BY BROOKLYN PINHEIRO
Since the early ’90s the ‘Got Milk’ campaign has graced the pages of glossy magazines everywhere. The classic advertisement ended in 2014 and has been recently replaced by a swirl of new commercials this year. The ‘grab a cold one’ and ‘it’s worth crying over’ have been the Dairy Farmers of Canada’s recent attempts to increase the demand for their product, and with Canada’s Food Guide getting a swirl of changes in 2018, they have reason to be concerned.
It’s been said that the new food guide is not to be confused with a revision but a total shift from what it is today. The main difference, and what has food producers stirring, is the new guides take on meat and dairy products. The new guide is said to reduce the importance put on these products and instead promotes a plant-based diet including plant-based protein sources. Since the meat and dairy industry is known to have a very negative effect on the environment this new food guide could have a huge impact on our environment.
Raising livestock to be eaten uses so many resources that could otherwise be used to directly feed people. One third of the world’s fresh water supply goes to livestock, 30 per cent of non frozen land is inhabited by livestock and 1.3 billion tons of grain are used to feed them. The outcome from livestock is also harmful to the environment. Red meat production is responsible for 40 per cent more greenhouse gases than growing fruits and vegetables and is responsible for 20 per cent of all methane gases in the United States. So with a plant-based diet being a viable alternative to eating meat with it’s negative environmental affect, its easy to question why the food guide is the way it is to begin with.
When the food guide was originally created it was to educate people on how to stay healthy during war times and combat famine. It suggested that lots of milk and bread were a part of a healthy diet. In the 75 years since its debut the guide has undergone tweaks but still lists grains, dairy and meat products as separate food groups which are part of a balanced diet. But the health concerns of Canadians have changed over the decade from famine to obesity and diet-related chronic illnesses, and thus the food guide is going through its major revamp in order to address these concerns.
Not only does the food guide implicitly benefit the environment through what it suggests, but the guide is also designating a section to how people should eat and where there food should come from. Sustainable growing and buying local are both said to have emphasis in the new guide.

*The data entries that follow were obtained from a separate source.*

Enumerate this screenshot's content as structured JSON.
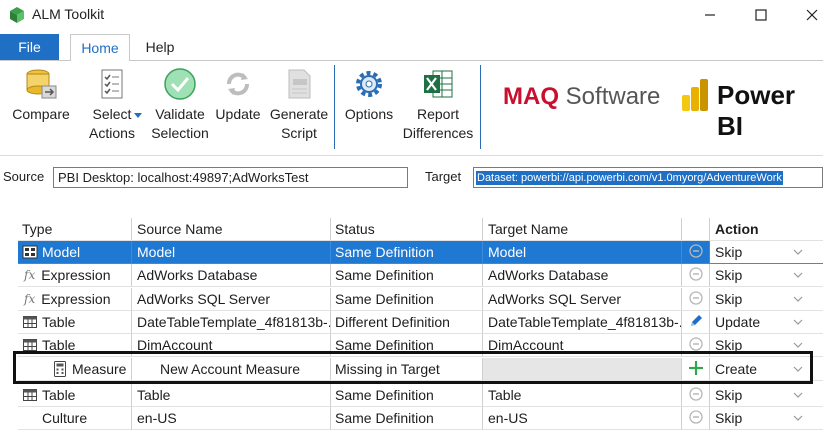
{
  "window": {
    "title": "ALM Toolkit"
  },
  "ribbon": {
    "tabs": {
      "file": "File",
      "home": "Home",
      "help": "Help"
    },
    "buttons": {
      "compare": "Compare",
      "select_actions": "Select\nActions",
      "validate_selection": "Validate\nSelection",
      "update": "Update",
      "generate_script": "Generate\nScript",
      "options": "Options",
      "report_differences": "Report\nDifferences"
    },
    "brand": {
      "maq_bold": "MAQ",
      "maq_rest": " Software",
      "powerbi": "Power BI"
    }
  },
  "connection": {
    "source_label": "Source",
    "source_value": "PBI Desktop: localhost:49897;AdWorksTest",
    "target_label": "Target",
    "target_value": "Dataset: powerbi://api.powerbi.com/v1.0myorg/AdventureWork"
  },
  "grid": {
    "headers": {
      "type": "Type",
      "source_name": "Source Name",
      "status": "Status",
      "target_name": "Target Name",
      "action": "Action"
    },
    "rows": [
      {
        "type": "Model",
        "type_icon": "model-icon",
        "source": "Model",
        "status": "Same Definition",
        "target": "Model",
        "status_icon": "skip-circle-icon",
        "action": "Skip"
      },
      {
        "type": "Expression",
        "type_icon": "fx-icon",
        "source": "AdWorks Database",
        "status": "Same Definition",
        "target": "AdWorks Database",
        "status_icon": "skip-circle-icon",
        "action": "Skip"
      },
      {
        "type": "Expression",
        "type_icon": "fx-icon",
        "source": "AdWorks SQL Server",
        "status": "Same Definition",
        "target": "AdWorks SQL Server",
        "status_icon": "skip-circle-icon",
        "action": "Skip"
      },
      {
        "type": "Table",
        "type_icon": "table-icon",
        "source": "DateTableTemplate_4f81813b-...",
        "status": "Different Definition",
        "target": "DateTableTemplate_4f81813b-...",
        "status_icon": "pencil-icon",
        "action": "Update"
      },
      {
        "type": "Table",
        "type_icon": "table-icon",
        "source": "DimAccount",
        "status": "Same Definition",
        "target": "DimAccount",
        "status_icon": "skip-circle-icon",
        "action": "Skip"
      },
      {
        "type": "Measure",
        "type_icon": "calculator-icon",
        "source": "New Account Measure",
        "status": "Missing in Target",
        "target": "",
        "status_icon": "plus-icon",
        "action": "Create"
      },
      {
        "type": "Table",
        "type_icon": "table-icon",
        "source": "Table",
        "status": "Same Definition",
        "target": "Table",
        "status_icon": "skip-circle-icon",
        "action": "Skip"
      },
      {
        "type": "Culture",
        "type_icon": "",
        "source": "en-US",
        "status": "Same Definition",
        "target": "en-US",
        "status_icon": "skip-circle-icon",
        "action": "Skip"
      }
    ]
  },
  "colors": {
    "accent": "#1f6fc5",
    "selected_row": "#1f78d1",
    "maq_red": "#c8102e",
    "create_green": "#2fa84f"
  }
}
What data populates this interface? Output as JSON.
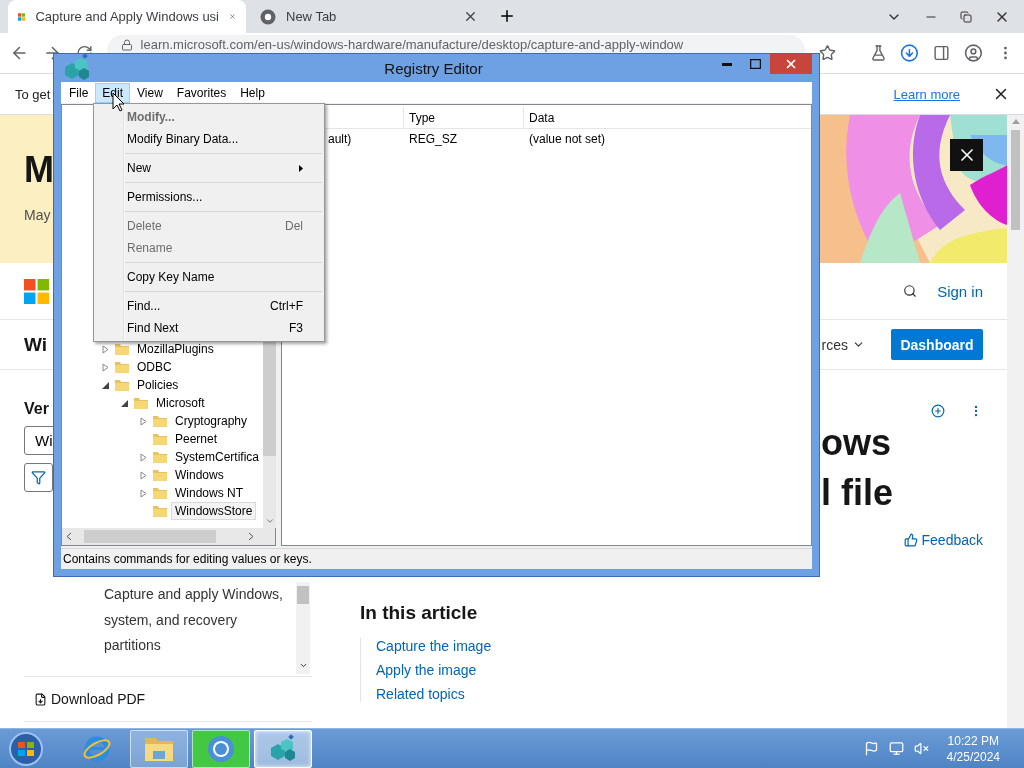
{
  "browser": {
    "tabs": [
      {
        "kind": "site",
        "title": "Capture and Apply Windows usi",
        "selected": true
      },
      {
        "kind": "newtab",
        "title": "New Tab",
        "selected": false
      }
    ],
    "address": "learn.microsoft.com/en-us/windows-hardware/manufacture/desktop/capture-and-apply-window",
    "infobar": {
      "text": "To get",
      "link": "Learn more"
    }
  },
  "page": {
    "hero": {
      "title": "M",
      "date": "May"
    },
    "header": {
      "sign_in": "Sign in"
    },
    "nav": {
      "title": "Wi",
      "menu_item": "rces",
      "button": "Dashboard"
    },
    "sidebar": {
      "version_label": "Ver",
      "version_value": "Wi",
      "toc_text": "Capture and apply Windows, system, and recovery partitions",
      "download": "Download PDF"
    },
    "article": {
      "heading": [
        "ows",
        "l file"
      ],
      "feedback": "Feedback",
      "toc_title": "In this article",
      "toc_links": [
        "Capture the image",
        "Apply the image",
        "Related topics"
      ]
    }
  },
  "regedit": {
    "title": "Registry Editor",
    "menu": [
      {
        "label": "File",
        "selected": false
      },
      {
        "label": "Edit",
        "selected": true
      },
      {
        "label": "View",
        "selected": false
      },
      {
        "label": "Favorites",
        "selected": false
      },
      {
        "label": "Help",
        "selected": false
      }
    ],
    "edit_menu": [
      {
        "kind": "item",
        "label": "Modify...",
        "default": true,
        "disabled": true,
        "submenu": false
      },
      {
        "kind": "item",
        "label": "Modify Binary Data...",
        "default": false,
        "disabled": false,
        "submenu": false
      },
      {
        "kind": "separator"
      },
      {
        "kind": "item",
        "label": "New",
        "default": false,
        "disabled": false,
        "submenu": true
      },
      {
        "kind": "separator"
      },
      {
        "kind": "item",
        "label": "Permissions...",
        "default": false,
        "disabled": false,
        "submenu": false
      },
      {
        "kind": "separator"
      },
      {
        "kind": "item",
        "label": "Delete",
        "shortcut": "Del",
        "default": false,
        "disabled": true,
        "submenu": false
      },
      {
        "kind": "item",
        "label": "Rename",
        "default": false,
        "disabled": true,
        "submenu": false
      },
      {
        "kind": "separator"
      },
      {
        "kind": "item",
        "label": "Copy Key Name",
        "default": false,
        "disabled": false,
        "submenu": false
      },
      {
        "kind": "separator"
      },
      {
        "kind": "item",
        "label": "Find...",
        "shortcut": "Ctrl+F",
        "default": false,
        "disabled": false,
        "submenu": false
      },
      {
        "kind": "item",
        "label": "Find Next",
        "shortcut": "F3",
        "default": false,
        "disabled": false,
        "submenu": false
      }
    ],
    "tree": [
      {
        "label": "MozillaPlugins",
        "has_children": true,
        "expanded": false,
        "selected": false
      },
      {
        "label": "ODBC",
        "has_children": true,
        "expanded": false,
        "selected": false
      },
      {
        "label": "Policies",
        "has_children": true,
        "expanded": true,
        "selected": false,
        "children": [
          {
            "label": "Microsoft",
            "has_children": true,
            "expanded": true,
            "selected": false,
            "children": [
              {
                "label": "Cryptography",
                "has_children": true,
                "expanded": false,
                "selected": false
              },
              {
                "label": "Peernet",
                "has_children": false,
                "selected": false
              },
              {
                "label": "SystemCertifica",
                "has_children": true,
                "expanded": false,
                "selected": false
              },
              {
                "label": "Windows",
                "has_children": true,
                "expanded": false,
                "selected": false
              },
              {
                "label": "Windows NT",
                "has_children": true,
                "expanded": false,
                "selected": false
              },
              {
                "label": "WindowsStore",
                "has_children": false,
                "selected": true
              }
            ]
          }
        ]
      }
    ],
    "values": {
      "columns": [
        "Type",
        "Data"
      ],
      "rows": [
        {
          "name": "ault)",
          "type": "REG_SZ",
          "data": "(value not set)"
        }
      ]
    },
    "status": "Contains commands for editing values or keys."
  },
  "taskbar": {
    "apps": [
      {
        "kind": "ie",
        "running": false,
        "highlighted": false,
        "selected": false
      },
      {
        "kind": "explorer",
        "running": true,
        "highlighted": false,
        "selected": false
      },
      {
        "kind": "chrome",
        "running": true,
        "highlighted": true,
        "selected": false
      },
      {
        "kind": "regedit",
        "running": true,
        "highlighted": false,
        "selected": true
      }
    ],
    "time": "10:22 PM",
    "date": "4/25/2024"
  }
}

Since its creation Canada’s Food Guide has been used by doctors, dietitians, and has major influence on school lunch programs. If the guide is as drastically different as expected to be, people and the environment will notice.